Food Safety Focus (163rd Issue, February 2020) – Food Safety Platform
Consumer Advice on High-risk Foods on Menus
Reported by Ms. Melva CHEN, Scientific Officer,
Risk Communication Section, Centre for Food Safety
Examples of some common raw/undercooked foods
What comes to your mind when hearing the term "raw/undercooked foods"? Sushi? Sashimi? Or raw oysters? How about other foods containing raw ingredients, e.g. mango puddings with raw eggs, sandwiches with smoked salmon and congees with undercooked beef? When dining out, consumers are often not aware that those seemingly harmless foods could pose serious health impact. Both consumers and food businesses should pay special attention to raw/undercooked foods.
Risk of Consumption of Raw/Undercooked Foods
Raw/undercooked foods such as meat, poultry, seafood and eggs, are high-risk foods, as there is no or inadequate heat treatment to eliminate the microorganisms present that can cause illnesses. Common symptoms of illnesses caused by eating food contaminated by bacteria or viruses include vomiting, diarrhoea, abdominal pain and fever. As for parasites, some can cause mild to moderate gastrointestinal symptoms. No matter which type of pathogens is involved, susceptible populations including pregnant women, infants, young children, the elderly and people with weakened immunity are more likely to develop severe symptoms and even face the risk of death.
Raw/Undercooked Foods are More Likely to Habour "Superbugs"
Foods can be contaminated by microorganism including "superbugs" at any stage from farm to table. "Superbugs”is a term generally used to describe microorganisms (e.g. bacteria) that have developed antimicrobial resistance (AMR), an ability to stop a wide range of antimicrobial agents, antibiotics for example, from working against them. Whether or not “superbugs”can cause illnesses, they may transfer their antibiotic resistance genes to other bacteria inside the human ody, and this in turn may affect the effectiveness of future use of antibiotics when needed. AMR is a serious public health threat. From the food safety point of view to combat AMR, cooking is an effective way to kill“superbugs".
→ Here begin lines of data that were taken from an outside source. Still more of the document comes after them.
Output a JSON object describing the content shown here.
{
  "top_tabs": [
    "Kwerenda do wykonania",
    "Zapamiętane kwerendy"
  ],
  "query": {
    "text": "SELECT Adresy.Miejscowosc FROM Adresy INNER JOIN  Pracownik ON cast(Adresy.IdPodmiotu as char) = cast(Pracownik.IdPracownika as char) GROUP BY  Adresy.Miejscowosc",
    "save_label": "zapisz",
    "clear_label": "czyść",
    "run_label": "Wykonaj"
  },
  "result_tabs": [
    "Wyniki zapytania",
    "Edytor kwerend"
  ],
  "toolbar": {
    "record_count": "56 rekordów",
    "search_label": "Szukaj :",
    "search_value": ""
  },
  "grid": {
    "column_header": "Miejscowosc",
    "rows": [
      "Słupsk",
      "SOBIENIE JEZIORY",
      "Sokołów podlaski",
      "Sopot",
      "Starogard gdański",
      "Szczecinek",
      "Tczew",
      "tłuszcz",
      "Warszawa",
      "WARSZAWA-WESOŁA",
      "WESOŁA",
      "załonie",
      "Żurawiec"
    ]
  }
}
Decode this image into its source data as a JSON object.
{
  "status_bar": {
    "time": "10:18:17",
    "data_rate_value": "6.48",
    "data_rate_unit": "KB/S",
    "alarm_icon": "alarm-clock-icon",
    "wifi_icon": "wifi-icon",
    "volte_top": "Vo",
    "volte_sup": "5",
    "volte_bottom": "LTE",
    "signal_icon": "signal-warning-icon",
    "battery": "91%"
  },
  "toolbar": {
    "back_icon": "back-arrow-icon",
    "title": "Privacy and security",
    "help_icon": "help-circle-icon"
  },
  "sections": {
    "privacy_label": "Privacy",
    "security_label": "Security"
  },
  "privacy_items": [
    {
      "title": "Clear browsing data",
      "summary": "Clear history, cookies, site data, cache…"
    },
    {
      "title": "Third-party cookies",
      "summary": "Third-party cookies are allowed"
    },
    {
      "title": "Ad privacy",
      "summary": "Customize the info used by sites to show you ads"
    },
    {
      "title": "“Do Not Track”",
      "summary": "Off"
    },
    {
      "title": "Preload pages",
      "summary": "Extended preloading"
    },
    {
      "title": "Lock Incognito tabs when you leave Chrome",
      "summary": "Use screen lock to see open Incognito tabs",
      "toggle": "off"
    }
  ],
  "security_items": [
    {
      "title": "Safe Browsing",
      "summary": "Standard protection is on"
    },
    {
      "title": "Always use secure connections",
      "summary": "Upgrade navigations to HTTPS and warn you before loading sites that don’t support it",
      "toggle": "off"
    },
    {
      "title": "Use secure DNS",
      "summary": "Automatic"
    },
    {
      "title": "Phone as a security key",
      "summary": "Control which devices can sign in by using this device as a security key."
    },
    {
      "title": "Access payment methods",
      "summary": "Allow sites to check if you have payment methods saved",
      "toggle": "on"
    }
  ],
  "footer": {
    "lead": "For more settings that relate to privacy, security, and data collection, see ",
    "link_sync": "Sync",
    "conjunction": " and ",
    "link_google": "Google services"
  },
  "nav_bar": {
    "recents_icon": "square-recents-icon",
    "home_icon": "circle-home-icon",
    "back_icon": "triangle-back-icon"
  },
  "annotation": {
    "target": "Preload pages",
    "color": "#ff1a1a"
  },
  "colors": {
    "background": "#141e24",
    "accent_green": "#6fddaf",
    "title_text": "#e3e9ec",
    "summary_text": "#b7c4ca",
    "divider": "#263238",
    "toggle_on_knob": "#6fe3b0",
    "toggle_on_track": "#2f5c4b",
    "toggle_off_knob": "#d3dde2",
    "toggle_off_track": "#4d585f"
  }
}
What Can Local Food Businesses Do to Help Consumers Reduce the Risk?
In the United States, the Food and Drug Administration's Food Code requires all restaurants that sell raw/undercooked animal products to post a raw food advisory for customers. This consumer advisory is often seen as a written statement at the bottom of a restaurant menu.
While it is understandable that restaurants may choose to accede to consumer's desire for raw/undercooked food, a recent focus group meeting conducted by the Centre for Food Safety (CFS) found that local consumers are often not aware that the foods they order are raw/undercooked and they have difficulty in determining whether the dish contains raw/undercooked ingredients such as raw eggs. In this regard, the CFS has issued a set of trade guidelines aiming to facilitate food businesses in informing consumers of the increase risk of consuming raw/undercooked foods and ingredients in ready-to-eat foods served to them. Consumers can be informed by brochures, advisories on signs or menus, table tents, labelling or other effective written means. The following is an example of consumer advice that restaurants can provide, and it applies to raw/undercooked high-risk foods.
Consuming raw or undercooked foods may increase the risk of foodborne illness, especially for pregnant women, infants, young children, the elderly and people with weakened immunity.
Both Consumers and Food Businesses Share the Responsibilities to Ensure Food Safety
Restaurant owners bear the liability to provide truthful labelling to help consumers in making informed food choices. By doing so, on the one hand, restaurant owners not only help protecting consumers, especially susceptible populations, from foodborne illneseses, but also promoting the image as a responsible food trader. On the other hand, consumers have to consider their own health conditions in choosing food.